The St Leger
The St. Leger Stakes is the oldest and original British Classic Race, a series of five flat races that are open to colts and/or fillies. Aside from the St. Leger Stakes, the other Classics are the Epsom Derby, Epsom Oaks, One Thousand Guineas, and Two Thousand Guineas. The St. Leger is also the last leg of the Triple Crown for both three-year-old colts and fillies.
Held at Doncaster, England every September, the St. Leger Stakes was inaugurated in 1776 and held, first, at the two-mile track in Cantley Common and, starting in 1779, at the Doncaster Racecourse in Town Moor, which runs for one mile and six furlongs.
While this distance is considered shorter than the initial stagings of the event, the St. Leger is nonetheless considered a major test to the stamina of three-year-old thoroughbreds. To illustrate, the Belmont Stakes, which is the longest leg of the American Triple Crown, is only about one mile and four furlongs. That the St. Leger Stakes is longer by 2 furlongs makes it a difficult test.
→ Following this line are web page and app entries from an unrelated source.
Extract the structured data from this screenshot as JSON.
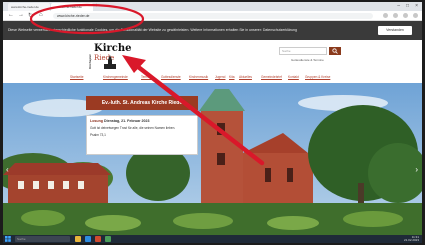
{
  "browser": {
    "tabs": [
      {
        "label": "www.kirche-rieder.de"
      },
      {
        "label": "www.kirche-rieder.de"
      }
    ],
    "new_tab_label": "+",
    "url": "www.kirche-rieder.de"
  },
  "cookie_banner": {
    "text": "Diese Webseite verwendet unterschiedliche funktionale Cookies, um die Funktionalität der Website zu gewährleisten. Weitere Informationen erhalten Sie in unserer: Datenschutzerklärung",
    "button_label": "Verstanden"
  },
  "site_header": {
    "logo_main": "Kirche",
    "logo_sub": "Riede",
    "logo_vertical": "Kirchspiel",
    "search_placeholder": "Suche",
    "header_link": "Gottesdienste & Termine"
  },
  "nav": {
    "items": [
      "Startseite",
      "Kirchengemeinde",
      "Termine",
      "Gottesdienste",
      "Kirchenmusik",
      "Jugend",
      "Kita",
      "Aktuelles",
      "Gemeindebrief",
      "Kontakt",
      "Gruppen & Kreise"
    ]
  },
  "hero": {
    "title": "Ev.-luth. St. Andreas Kirche Riede",
    "news_date_label": "Losung",
    "news_date": "Dienstag, 21. Februar 2023",
    "news_text": "Gott ist deinetwegen Trost für alle, die seinen Namen lieben.",
    "news_ref": "Psalm 73,1"
  },
  "taskbar": {
    "search_placeholder": "Suche",
    "time": "11:31",
    "date": "21.02.2023"
  },
  "colors": {
    "annotation": "#d9182a",
    "brand": "#9b3a22",
    "cookie_bg": "#3a3a3a"
  }
}
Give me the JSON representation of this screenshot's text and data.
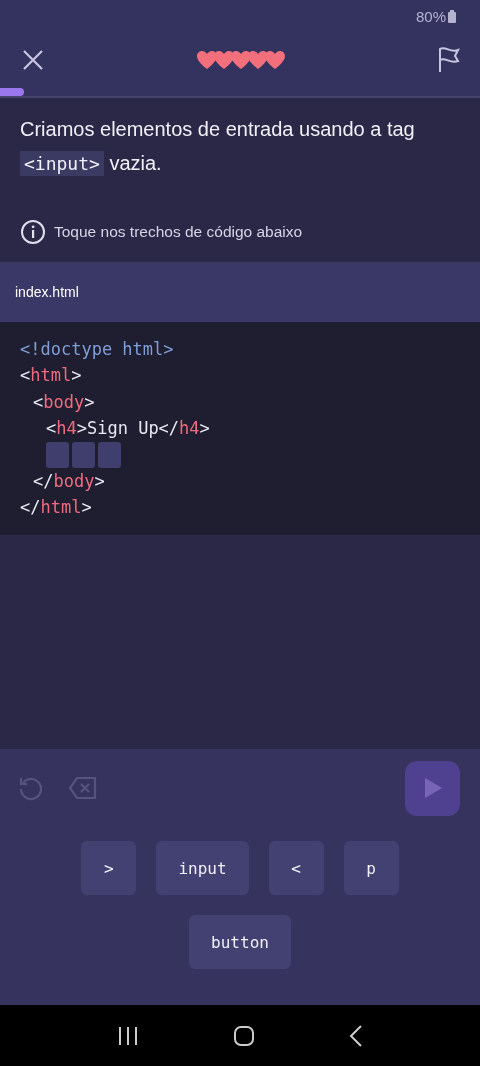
{
  "status_bar": {
    "battery": "80%"
  },
  "header": {
    "lives": [
      {
        "full": true
      },
      {
        "full": true
      },
      {
        "full": true
      },
      {
        "full": true
      },
      {
        "full": true
      }
    ],
    "progress": {
      "level": 0.05
    }
  },
  "instruction": {
    "parts": [
      {
        "kind": "text",
        "text": "Criamos elementos de entrada usando a tag "
      },
      {
        "kind": "code",
        "text": "<input>"
      },
      {
        "kind": "text",
        "text": " vazia."
      }
    ]
  },
  "hint": "Toque nos trechos de código abaixo",
  "file_tab": "index.html",
  "code_lines": [
    {
      "tokens": [
        {
          "kind": "doctype",
          "text": "<!doctype html>"
        }
      ]
    },
    {
      "tokens": [
        {
          "kind": "punct",
          "text": "<"
        },
        {
          "kind": "tag",
          "text": "html"
        },
        {
          "kind": "punct",
          "text": ">"
        }
      ],
      "children": [
        {
          "tokens": [
            {
              "kind": "punct",
              "text": "<"
            },
            {
              "kind": "tag",
              "text": "body"
            },
            {
              "kind": "punct",
              "text": ">"
            }
          ],
          "children": [
            {
              "tokens": [
                {
                  "kind": "punct",
                  "text": "<"
                },
                {
                  "kind": "tag",
                  "text": "h4"
                },
                {
                  "kind": "punct",
                  "text": ">Sign Up</"
                },
                {
                  "kind": "tag",
                  "text": "h4"
                },
                {
                  "kind": "punct",
                  "text": ">"
                }
              ]
            },
            {
              "blanks": [
                {
                  "filled": false
                },
                {
                  "filled": false
                },
                {
                  "filled": false
                }
              ]
            }
          ]
        },
        {
          "tokens": [
            {
              "kind": "punct",
              "text": "</"
            },
            {
              "kind": "tag",
              "text": "body"
            },
            {
              "kind": "punct",
              "text": ">"
            }
          ]
        }
      ]
    },
    {
      "tokens": [
        {
          "kind": "punct",
          "text": "</"
        },
        {
          "kind": "tag",
          "text": "html"
        },
        {
          "kind": "punct",
          "text": ">"
        }
      ]
    }
  ],
  "toolbar": {
    "run_disabled": true
  },
  "snippets": [
    {
      "text": ">"
    },
    {
      "text": "input"
    },
    {
      "text": "<"
    },
    {
      "text": "p"
    },
    {
      "text": "button"
    }
  ]
}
Given the length of the St. Leger Stakes, racing analysis opinion that horse owners are opting to pass on this grueling race and instead enter their thoroughbreds in other major races held in Autumn, such as the Prix de l'Arc de Triomphe and the Breeders Cup. While the St. Leger is still more prestigious than these two events, the latter two are regarded as glamorous and attractive alternatives.
Analysts say this is why no horse since Nijinsky has achieved the Triple Crown -- winning the Two Thousand Guineas, Epsom Derby and St. Leger Stakes in the same year -- since 1970. Most winners of the Guineas and Epsom Derby decide to race elsewhere rather than at the St. Leger Stakes.
The St. Leger Stakes is said to be named after Lt. Col. Anthony St. Leger, a former governor of Sta. Lucia. In the first ever staging of the race, Col. St. Legerís horse came in second to the winner, Rockingham.
Although it was first staged in 1776, it was not until 1778 that the race was given its name. Initially, one suggestion was to name the race as the Rockingham Stakes after its initial winner. However, the race organizer, the second Marques of Rockingham, Charles Watson-Wentworth, insisted that the races should be named after his friend, Lt. Col. St. Leger, who first suggested the race. Hence, the race was known as the St. Leger Stakes.
In over 230 years, the St. Leger Stakes was cancelled just once, in 1939 , When World War II broke out. It resumed the following year but had to change venues annually. In 1940, the race was held at Thirsk, and then moved to Manchester in 1941, stayed in Newmarket for three years (1942 to 1944) before moving to York in 1945. From 1915 to 1918, the race was also held in Newmarket and was known briefly as the September Stakes. In 2006, the race was also held in York when the Doncaster racecourse was being renovated.